→ **Work to be completed**
All lines in the records below with the word "MACAO" must be returned.

[Data extracts — start]

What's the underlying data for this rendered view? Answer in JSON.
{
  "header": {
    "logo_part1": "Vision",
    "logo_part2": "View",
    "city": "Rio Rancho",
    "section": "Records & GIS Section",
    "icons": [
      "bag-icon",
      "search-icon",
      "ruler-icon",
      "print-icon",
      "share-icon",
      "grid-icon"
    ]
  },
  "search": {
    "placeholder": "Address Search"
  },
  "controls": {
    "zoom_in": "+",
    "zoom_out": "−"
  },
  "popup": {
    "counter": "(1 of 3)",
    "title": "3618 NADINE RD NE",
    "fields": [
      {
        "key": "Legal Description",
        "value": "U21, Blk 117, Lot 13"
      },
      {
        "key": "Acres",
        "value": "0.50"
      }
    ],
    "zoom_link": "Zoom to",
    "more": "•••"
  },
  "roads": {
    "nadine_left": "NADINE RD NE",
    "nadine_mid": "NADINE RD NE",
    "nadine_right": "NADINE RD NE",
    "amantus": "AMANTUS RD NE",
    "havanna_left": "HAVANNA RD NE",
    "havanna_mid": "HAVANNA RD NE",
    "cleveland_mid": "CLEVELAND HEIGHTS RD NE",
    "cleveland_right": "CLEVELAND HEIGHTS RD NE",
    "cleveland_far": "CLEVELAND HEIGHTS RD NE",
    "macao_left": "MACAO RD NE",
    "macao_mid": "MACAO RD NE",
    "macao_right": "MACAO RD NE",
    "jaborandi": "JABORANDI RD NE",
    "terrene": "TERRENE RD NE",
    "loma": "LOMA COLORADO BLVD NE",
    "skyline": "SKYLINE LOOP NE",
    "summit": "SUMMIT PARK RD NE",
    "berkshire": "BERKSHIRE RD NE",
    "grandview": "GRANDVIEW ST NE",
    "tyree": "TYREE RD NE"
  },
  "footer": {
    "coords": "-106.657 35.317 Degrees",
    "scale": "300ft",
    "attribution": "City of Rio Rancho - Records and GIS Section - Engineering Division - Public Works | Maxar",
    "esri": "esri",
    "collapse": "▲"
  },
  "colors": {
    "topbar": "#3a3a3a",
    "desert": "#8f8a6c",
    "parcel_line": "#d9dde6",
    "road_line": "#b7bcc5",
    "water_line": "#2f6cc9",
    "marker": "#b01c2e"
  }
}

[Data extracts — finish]

→ **Problem solution**
    "macao_left": "MACAO RD NE",
    "macao_mid": "MACAO RD NE",
    "macao_right": "MACAO RD NE",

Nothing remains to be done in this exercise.